- **PROBLEM**: Make an exact copy of all the data.

..............................

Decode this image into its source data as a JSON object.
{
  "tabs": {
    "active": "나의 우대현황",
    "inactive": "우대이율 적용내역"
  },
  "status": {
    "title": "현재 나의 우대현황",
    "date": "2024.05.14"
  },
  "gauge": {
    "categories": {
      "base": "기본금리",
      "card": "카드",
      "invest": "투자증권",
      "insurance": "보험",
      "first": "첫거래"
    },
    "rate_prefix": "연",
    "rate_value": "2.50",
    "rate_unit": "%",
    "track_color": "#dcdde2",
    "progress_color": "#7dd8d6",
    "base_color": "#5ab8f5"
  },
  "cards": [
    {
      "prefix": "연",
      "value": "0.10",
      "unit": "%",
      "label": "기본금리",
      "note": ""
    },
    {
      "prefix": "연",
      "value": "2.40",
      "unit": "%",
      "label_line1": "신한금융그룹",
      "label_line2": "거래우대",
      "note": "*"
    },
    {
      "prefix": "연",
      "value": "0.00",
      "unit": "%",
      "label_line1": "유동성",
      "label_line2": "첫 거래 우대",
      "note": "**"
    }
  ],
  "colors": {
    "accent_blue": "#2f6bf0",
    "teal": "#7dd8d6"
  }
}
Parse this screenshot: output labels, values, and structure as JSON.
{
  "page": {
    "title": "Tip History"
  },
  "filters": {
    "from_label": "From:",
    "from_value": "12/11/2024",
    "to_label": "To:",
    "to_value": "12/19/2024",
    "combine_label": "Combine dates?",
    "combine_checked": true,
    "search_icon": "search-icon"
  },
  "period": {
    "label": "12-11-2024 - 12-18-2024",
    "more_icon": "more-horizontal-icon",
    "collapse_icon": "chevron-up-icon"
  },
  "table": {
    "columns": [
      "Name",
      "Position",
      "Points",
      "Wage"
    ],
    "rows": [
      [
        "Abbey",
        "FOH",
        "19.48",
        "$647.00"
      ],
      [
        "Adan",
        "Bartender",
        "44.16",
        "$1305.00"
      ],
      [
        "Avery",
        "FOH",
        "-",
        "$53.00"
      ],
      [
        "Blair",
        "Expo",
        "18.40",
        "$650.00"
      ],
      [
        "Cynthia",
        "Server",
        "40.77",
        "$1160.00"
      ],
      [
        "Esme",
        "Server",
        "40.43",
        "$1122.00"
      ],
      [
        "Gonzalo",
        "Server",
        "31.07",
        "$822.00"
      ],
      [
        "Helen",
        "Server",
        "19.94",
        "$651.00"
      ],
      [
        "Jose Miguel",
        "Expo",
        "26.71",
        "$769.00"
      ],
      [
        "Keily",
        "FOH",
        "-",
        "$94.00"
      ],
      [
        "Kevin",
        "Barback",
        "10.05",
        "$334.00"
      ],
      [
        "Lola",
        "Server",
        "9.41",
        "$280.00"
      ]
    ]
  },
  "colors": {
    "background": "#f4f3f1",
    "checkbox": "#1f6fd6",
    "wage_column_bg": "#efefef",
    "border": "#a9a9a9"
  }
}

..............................

- **EXPECTED OUTPUT**:
Decode this image into its source data as a JSON object.
{
  "tabs": {
    "active": "나의 우대현황",
    "inactive": "우대이율 적용내역"
  },
  "status": {
    "title": "현재 나의 우대현황",
    "date": "2024.05.14"
  },
  "gauge": {
    "categories": {
      "base": "기본금리",
      "card": "카드",
      "invest": "투자증권",
      "insurance": "보험",
      "first": "첫거래"
    },
    "rate_prefix": "연",
    "rate_value": "2.50",
    "rate_unit": "%",
    "track_color": "#dcdde2",
    "progress_color": "#7dd8d6",
    "base_color": "#5ab8f5"
  },
  "cards": [
    {
      "prefix": "연",
      "value": "0.10",
      "unit": "%",
      "label": "기본금리",
      "note": ""
    },
    {
      "prefix": "연",
      "value": "2.40",
      "unit": "%",
      "label_line1": "신한금융그룹",
      "label_line2": "거래우대",
      "note": "*"
    },
    {
      "prefix": "연",
      "value": "0.00",
      "unit": "%",
      "label_line1": "유동성",
      "label_line2": "첫 거래 우대",
      "note": "**"
    }
  ],
  "colors": {
    "accent_blue": "#2f6bf0",
    "teal": "#7dd8d6"
  }
}
Parse this screenshot: output labels, values, and structure as JSON.
{
  "page": {
    "title": "Tip History"
  },
  "filters": {
    "from_label": "From:",
    "from_value": "12/11/2024",
    "to_label": "To:",
    "to_value": "12/19/2024",
    "combine_label": "Combine dates?",
    "combine_checked": true,
    "search_icon": "search-icon"
  },
  "period": {
    "label": "12-11-2024 - 12-18-2024",
    "more_icon": "more-horizontal-icon",
    "collapse_icon": "chevron-up-icon"
  },
  "table": {
    "columns": [
      "Name",
      "Position",
      "Points",
      "Wage"
    ],
    "rows": [
      [
        "Abbey",
        "FOH",
        "19.48",
        "$647.00"
      ],
      [
        "Adan",
        "Bartender",
        "44.16",
        "$1305.00"
      ],
      [
        "Avery",
        "FOH",
        "-",
        "$53.00"
      ],
      [
        "Blair",
        "Expo",
        "18.40",
        "$650.00"
      ],
      [
        "Cynthia",
        "Server",
        "40.77",
        "$1160.00"
      ],
      [
        "Esme",
        "Server",
        "40.43",
        "$1122.00"
      ],
      [
        "Gonzalo",
        "Server",
        "31.07",
        "$822.00"
      ],
      [
        "Helen",
        "Server",
        "19.94",
        "$651.00"
      ],
      [
        "Jose Miguel",
        "Expo",
        "26.71",
        "$769.00"
      ],
      [
        "Keily",
        "FOH",
        "-",
        "$94.00"
      ],
      [
        "Kevin",
        "Barback",
        "10.05",
        "$334.00"
      ],
      [
        "Lola",
        "Server",
        "9.41",
        "$280.00"
      ]
    ]
  },
  "colors": {
    "background": "#f4f3f1",
    "checkbox": "#1f6fd6",
    "wage_column_bg": "#efefef",
    "border": "#a9a9a9"
  }
}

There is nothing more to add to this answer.